“Repeatable results” mean that FORJ™ consistently produces the same fusion outcomes when processing identical samples. This ensures that your analytical data remains consistent and reliable over time.
Yes, FORJ™ is compatible with various analytical techniques, including XRF, ICP, and AA. It serves as an essential link in the analytical chain by providing properly fused samples for these methods.
FORJ™ is designed for easy integration into existing laboratory setups. Its user-friendly interface and straightforward installation process make it convenient for labs looking to enhance their sample preparation capabilities.
Yes, FORJ™ is designed to be user-friendly and easy to use. While some training may be required, even personnel with minimal experience in sample preparation can quickly learn to operate it effectively.
Like any scientific instrument, FORJ™ may require periodic maintenance to ensure its continued performance. Detailed maintenance instructions and support are typically provided to users to help keep the instrument in optimal condition.

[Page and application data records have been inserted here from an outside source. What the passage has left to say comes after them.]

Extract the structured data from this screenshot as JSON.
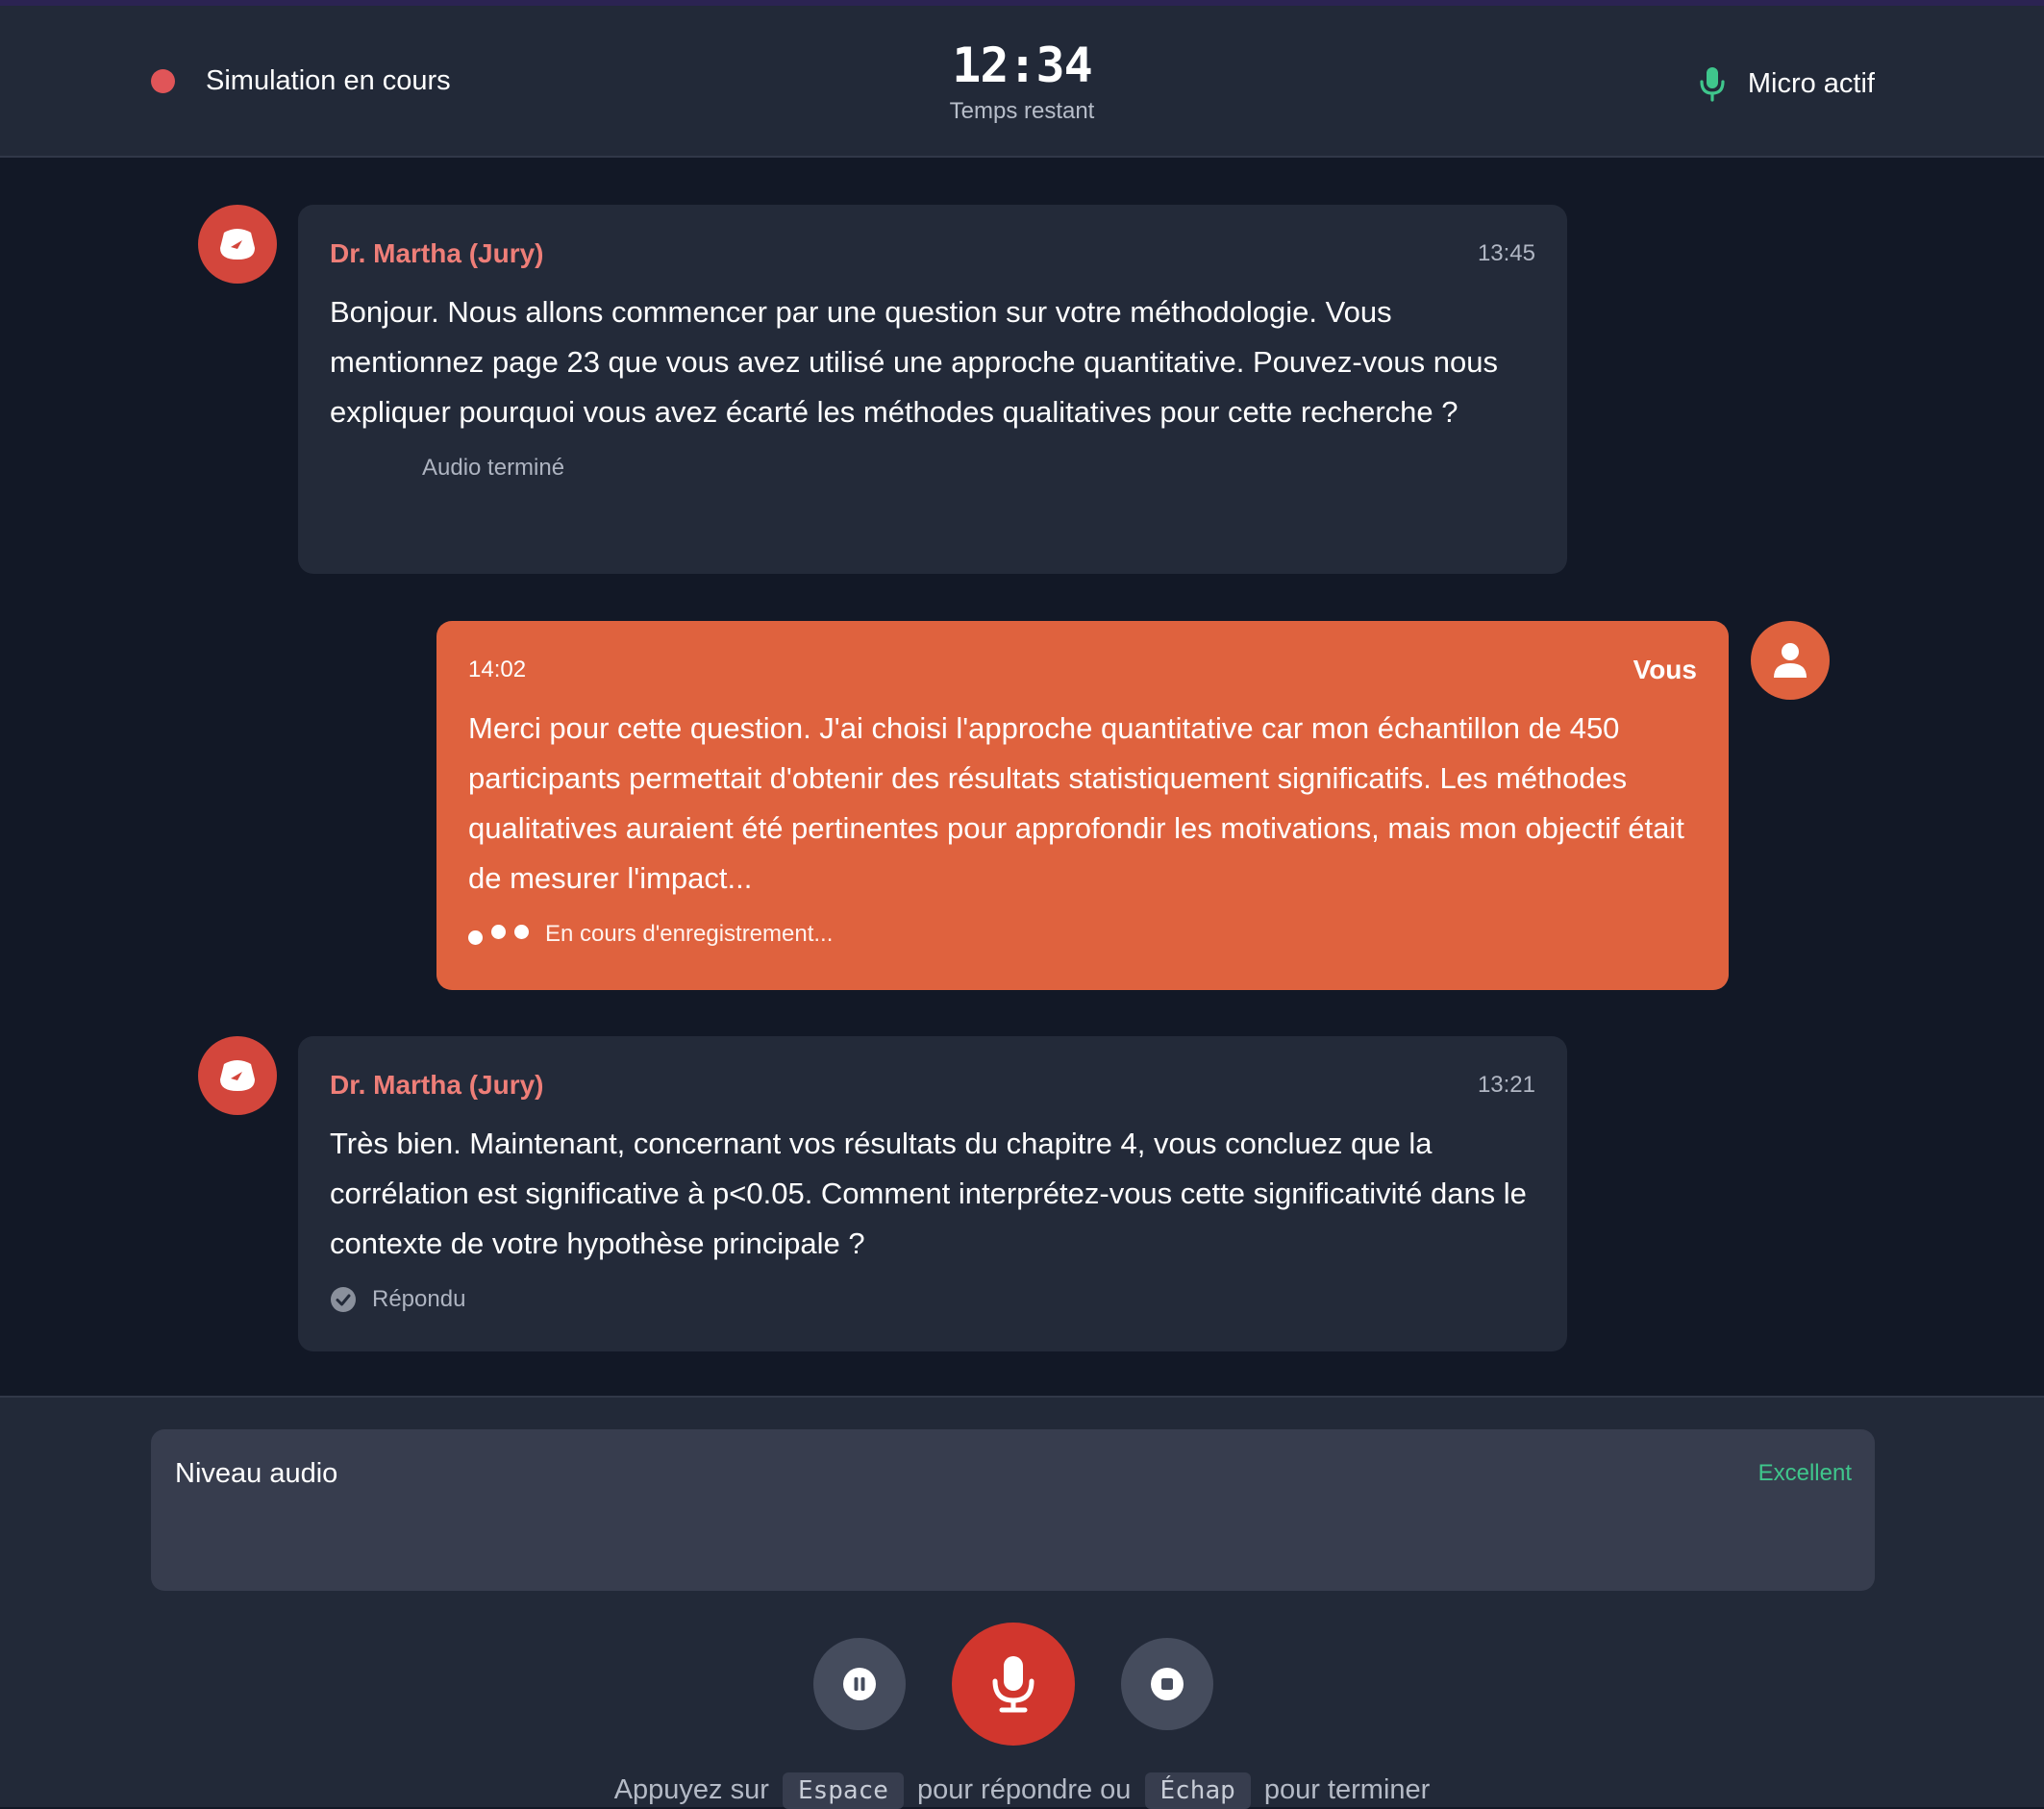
{
  "header": {
    "status_label": "Simulation en cours",
    "status_color": "#e05558",
    "timer_value": "12:34",
    "timer_label": "Temps restant",
    "mic_label": "Micro actif",
    "mic_icon": "microphone-icon",
    "mic_color": "#3fc68c"
  },
  "messages": [
    {
      "sender": "Dr. Martha (Jury)",
      "role": "jury",
      "time": "13:45",
      "text": "Bonjour. Nous allons commencer par une question sur votre méthodologie. Vous mentionnez page 23 que vous avez utilisé une approche quantitative. Pouvez-vous nous expliquer pourquoi vous avez écarté les méthodes qualitatives pour cette recherche ?",
      "status": "Audio terminé",
      "avatar_icon": "gauge-icon"
    },
    {
      "sender": "Vous",
      "role": "user",
      "time": "14:02",
      "text": "Merci pour cette question. J'ai choisi l'approche quantitative car mon échantillon de 450 participants permettait d'obtenir des résultats statistiquement significatifs. Les méthodes qualitatives auraient été pertinentes pour approfondir les motivations, mais mon objectif était de mesurer l'impact...",
      "status": "En cours d'enregistrement...",
      "avatar_icon": "user-icon"
    },
    {
      "sender": "Dr. Martha (Jury)",
      "role": "jury",
      "time": "13:21",
      "text": "Très bien. Maintenant, concernant vos résultats du chapitre 4, vous concluez que la corrélation est significative à p<0.05. Comment interprétez-vous cette significativité dans le contexte de votre hypothèse principale ?",
      "status": "Répondu",
      "avatar_icon": "gauge-icon",
      "status_icon": "check-circle-icon"
    }
  ],
  "audio": {
    "label": "Niveau audio",
    "quality": "Excellent",
    "quality_color": "#3fc68c"
  },
  "controls": {
    "pause_icon": "pause-icon",
    "mic_icon": "microphone-icon",
    "stop_icon": "stop-icon",
    "mic_color": "#d1362d"
  },
  "hint": {
    "part1": "Appuyez sur",
    "key1": "Espace",
    "part2": "pour répondre ou",
    "key2": "Échap",
    "part3": "pour terminer"
  }
}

Yes, FORJ™ is versatile and can be used in both research and industrial applications where accurate sample preparation is essential for analytical processes.
Yes, FORJ™ prioritizes safety. It includes safety features to minimize the risk of accidents during the sample preparation process, ensuring the well-being of operators and the integrity of the laboratory environment.